By the way, how’s that “free” webmail or social media account of yours doing?
I’m going to do my best to dodge the entire “terms and conditions” conversation when using a free service in this piece, however exciting and important, instead focusing on one specific thing many give thanks for this Thanksgiving month: your data.
Perhaps lost on many of us is how much data we actually produce, transmit, share, have stolen, and yes, even lost.
Do you have a device on? You’re probably producing data, however insignificant you think it is.
Are you on an idle, but active connection? You’re probably transmitting data, however benign you believe it is.
Using an insecure connection? You’re probably leaving yourself open to data theft and loss.
Using a third-party service or app? You’re probably handing somebody oodles and oodles of data.
Remember, the funny thing about data is that you do not need to have a huge file size to still have a lot of data. An entire book 250 pages long, written in plain text (using Notepad or some similar program) may be less than 0.5MB in total file size.
Now imagine instead of words in a novel, those 250 pages were log in/out details, e-mail addresses, contacts, GPS coordinates, financial transactions, or customers? You’re catching my drift I hope: files small in data size are not necessarily small in data richness; in fact, they can be data treasure troves.

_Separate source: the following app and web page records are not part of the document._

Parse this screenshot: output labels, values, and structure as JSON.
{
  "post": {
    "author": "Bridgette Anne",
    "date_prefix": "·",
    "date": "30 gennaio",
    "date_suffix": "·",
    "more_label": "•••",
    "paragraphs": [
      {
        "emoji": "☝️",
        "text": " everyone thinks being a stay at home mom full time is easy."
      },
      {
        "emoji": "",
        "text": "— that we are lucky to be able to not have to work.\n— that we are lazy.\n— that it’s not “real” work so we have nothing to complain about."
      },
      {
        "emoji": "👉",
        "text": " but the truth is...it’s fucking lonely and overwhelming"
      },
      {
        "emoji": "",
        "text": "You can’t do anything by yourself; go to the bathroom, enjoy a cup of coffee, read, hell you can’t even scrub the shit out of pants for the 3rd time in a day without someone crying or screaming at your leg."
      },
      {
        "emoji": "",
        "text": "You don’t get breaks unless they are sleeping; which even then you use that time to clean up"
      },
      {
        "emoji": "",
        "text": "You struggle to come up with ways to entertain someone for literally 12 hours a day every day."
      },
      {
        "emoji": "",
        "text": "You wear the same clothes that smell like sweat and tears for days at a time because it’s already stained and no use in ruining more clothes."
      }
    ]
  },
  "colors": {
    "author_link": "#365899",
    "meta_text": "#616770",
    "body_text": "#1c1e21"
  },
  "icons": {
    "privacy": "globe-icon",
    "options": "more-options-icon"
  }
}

Furthermore, given today’s computational power available at the commercial and consumer level, just about anybody has the means to take that data, crunch it, analyze it, and get some interesting picture of what’s going on.

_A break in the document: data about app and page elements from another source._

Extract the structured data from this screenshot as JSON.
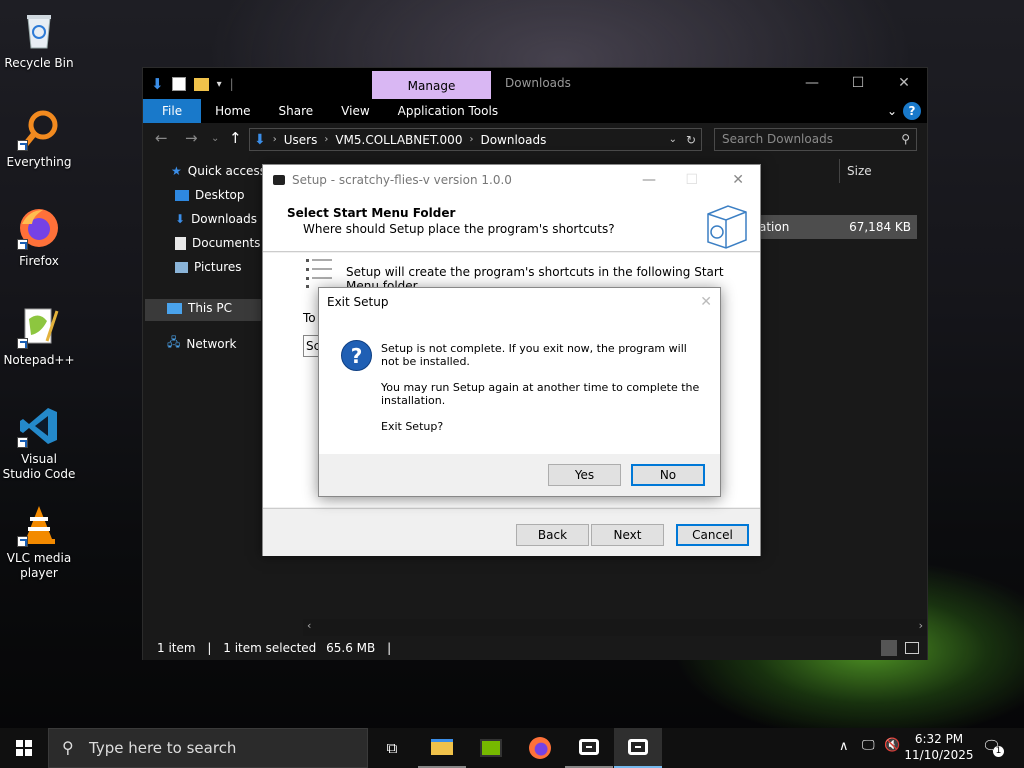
{
  "desktop": {
    "icons": [
      {
        "label": "Recycle Bin"
      },
      {
        "label": "Everything"
      },
      {
        "label": "Firefox"
      },
      {
        "label": "Notepad++"
      },
      {
        "label": "Visual Studio Code"
      },
      {
        "label": "VLC media player"
      }
    ]
  },
  "explorer": {
    "manage_tab": "Manage",
    "title_crumb": "Downloads",
    "ribbon": {
      "file": "File",
      "home": "Home",
      "share": "Share",
      "view": "View",
      "app_tools": "Application Tools",
      "help": "?"
    },
    "address": [
      "Users",
      "VM5.COLLABNET.000",
      "Downloads"
    ],
    "search_placeholder": "Search Downloads",
    "sidebar": [
      "Quick access",
      "Desktop",
      "Downloads",
      "Documents",
      "Pictures",
      "This PC",
      "Network"
    ],
    "column_size": "Size",
    "file_row": {
      "type_fragment": "ation",
      "size": "67,184 KB"
    },
    "status": {
      "count": "1 item",
      "selected": "1 item selected",
      "size": "65.6 MB"
    }
  },
  "setup": {
    "title": "Setup - scratchy-flies-v version 1.0.0",
    "heading": "Select Start Menu Folder",
    "subheading": "Where should Setup place the program's shortcuts?",
    "body_text": "Setup will create the program's shortcuts in the following Start Menu folder.",
    "to_label": "To",
    "folder_value": "Scr",
    "buttons": {
      "back": "Back",
      "next": "Next",
      "cancel": "Cancel"
    }
  },
  "exit_dialog": {
    "title": "Exit Setup",
    "message1": "Setup is not complete. If you exit now, the program will not be installed.",
    "message2": "You may run Setup again at another time to complete the installation.",
    "message3": "Exit Setup?",
    "yes": "Yes",
    "no": "No"
  },
  "taskbar": {
    "search_placeholder": "Type here to search",
    "time": "6:32 PM",
    "date": "11/10/2025",
    "notification_count": "1"
  }
}
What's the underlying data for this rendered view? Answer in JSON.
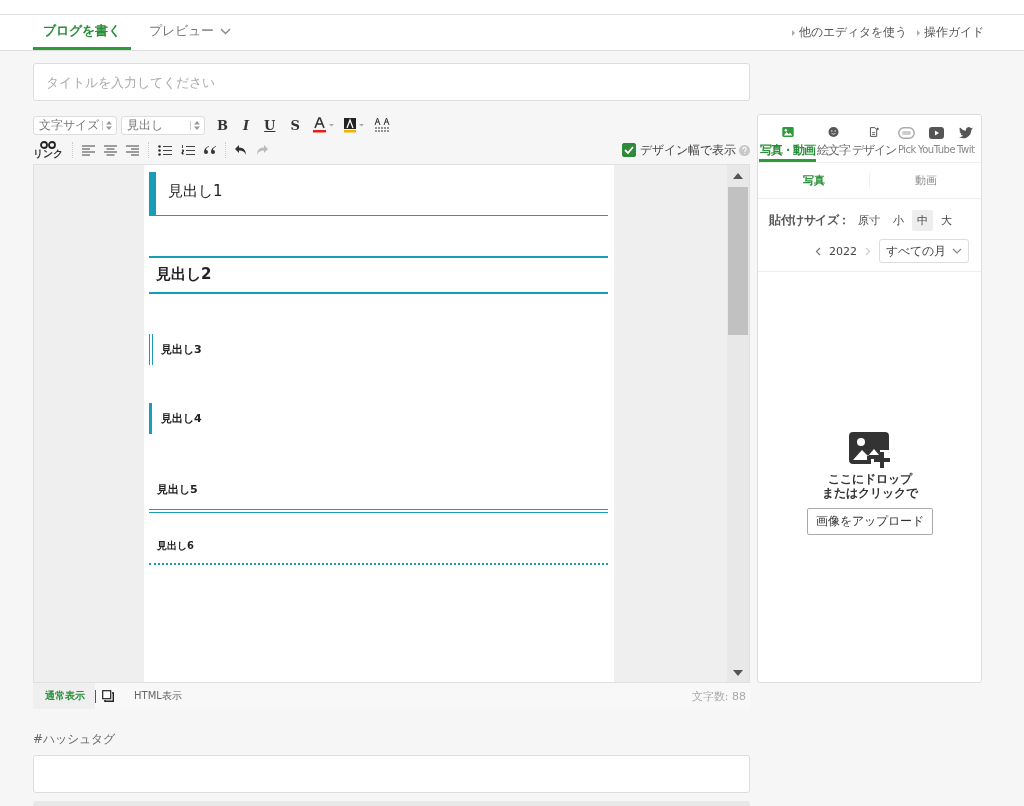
{
  "header": {
    "tabs": [
      {
        "label": "ブログを書く",
        "selected": true,
        "dropdown": false
      },
      {
        "label": "プレビュー",
        "selected": false,
        "dropdown": true
      }
    ],
    "links": [
      "他のエディタを使う",
      "操作ガイド"
    ]
  },
  "title_field": {
    "placeholder": "タイトルを入力してください"
  },
  "toolbar": {
    "selects": [
      "文字サイズ",
      "見出し"
    ],
    "format_buttons": [
      {
        "label": "B",
        "kind": "bold"
      },
      {
        "label": "I",
        "kind": "italic"
      },
      {
        "label": "U",
        "kind": "underline"
      },
      {
        "label": "S",
        "kind": "strike"
      }
    ],
    "link_label": "リンク",
    "design_width": {
      "label": "デザイン幅で表示",
      "checked": true
    }
  },
  "editor": {
    "headings": [
      {
        "kind": "h1",
        "text": "見出し1"
      },
      {
        "kind": "h2",
        "text": "見出し2"
      },
      {
        "kind": "h3",
        "text": "見出し3"
      },
      {
        "kind": "h4",
        "text": "見出し4"
      },
      {
        "kind": "h5",
        "text": "見出し5"
      },
      {
        "kind": "h6",
        "text": "見出し6"
      }
    ],
    "modes": [
      {
        "label": "通常表示",
        "selected": true
      },
      {
        "label": "HTML表示",
        "selected": false
      }
    ],
    "char_count": "文字数: 88"
  },
  "hashtag": {
    "label": "#ハッシュタグ"
  },
  "side_panel": {
    "tabs": [
      {
        "label": "写真・動画",
        "kind": "photo",
        "selected": true
      },
      {
        "label": "絵文字",
        "kind": "emoji",
        "selected": false
      },
      {
        "label": "デザイン",
        "kind": "design",
        "selected": false
      },
      {
        "label": "Pick",
        "kind": "pick",
        "selected": false
      },
      {
        "label": "YouTube",
        "kind": "youtube",
        "selected": false
      },
      {
        "label": "Twit",
        "kind": "twitter",
        "selected": false
      }
    ],
    "subtabs": [
      {
        "label": "写真",
        "selected": true
      },
      {
        "label": "動画",
        "selected": false
      }
    ],
    "size_label": "貼付けサイズ：",
    "sizes": [
      {
        "label": "原寸",
        "selected": false
      },
      {
        "label": "小",
        "selected": false
      },
      {
        "label": "中",
        "selected": true
      },
      {
        "label": "大",
        "selected": false
      }
    ],
    "year": "2022",
    "month_select": "すべての月",
    "drop_text": [
      "ここにドロップ",
      "またはクリックで"
    ],
    "upload_button": "画像をアップロード"
  }
}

People are perfectly at liberty to not care any of this is going on if you’re dealing with your own personal data – if you want to be a wide open book to the Internet, that’s your business – but that’s not so easy to say when you’re handling somebody else’s data, like an employer’s.
It’s for this reason you want to take steps that stop unnecessary data flow right at the beginning. What does that mean? It means keeping devices off when you don’t need them. It means shutting down your Bluetooth, Wi-Fi, and NFC radios when you’re not using them. It means limiting third-party services wherever possible or at least getting some super agreements that will protect your data in some meaningful way (and that usually means you have to pay for your lunch).

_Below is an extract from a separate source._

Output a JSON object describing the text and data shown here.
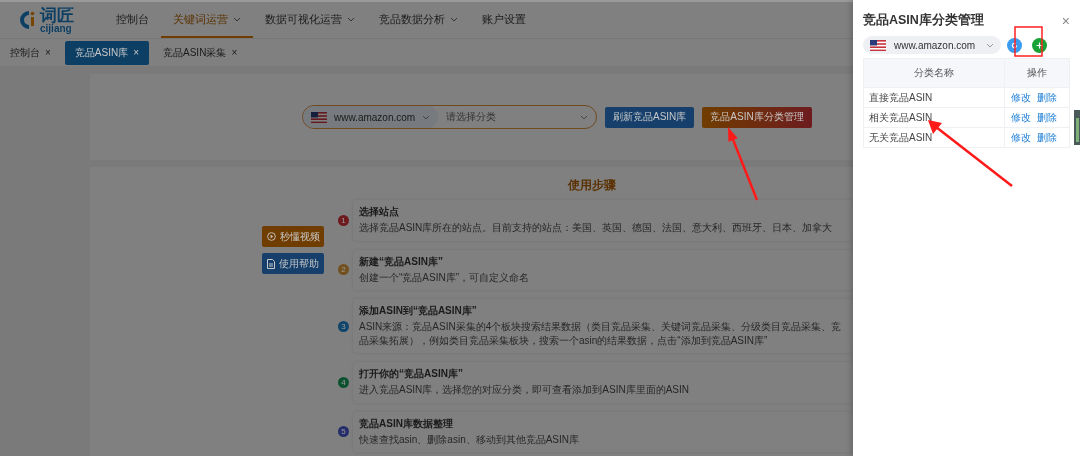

Can taking these extra steps be a pain and inconvenience at times? Yes, they can. But these steps can also save you a world of hurt in the future.
Remember, not all cyberspace actors – good or bad – have the same intent, but many of them are happy to take your data, whether it’s to improve their AI algorithms or whether it’s to rob you blind. That’s why they are giving thanks to you.
Small behavioral steps can make a huge difference. It’s just a matter of a little personal training. And that little training can go such a long way that you may even give thanks for this small blog piece.
By George Platsis, SDI Cyber Risk Practice
November 6, 2018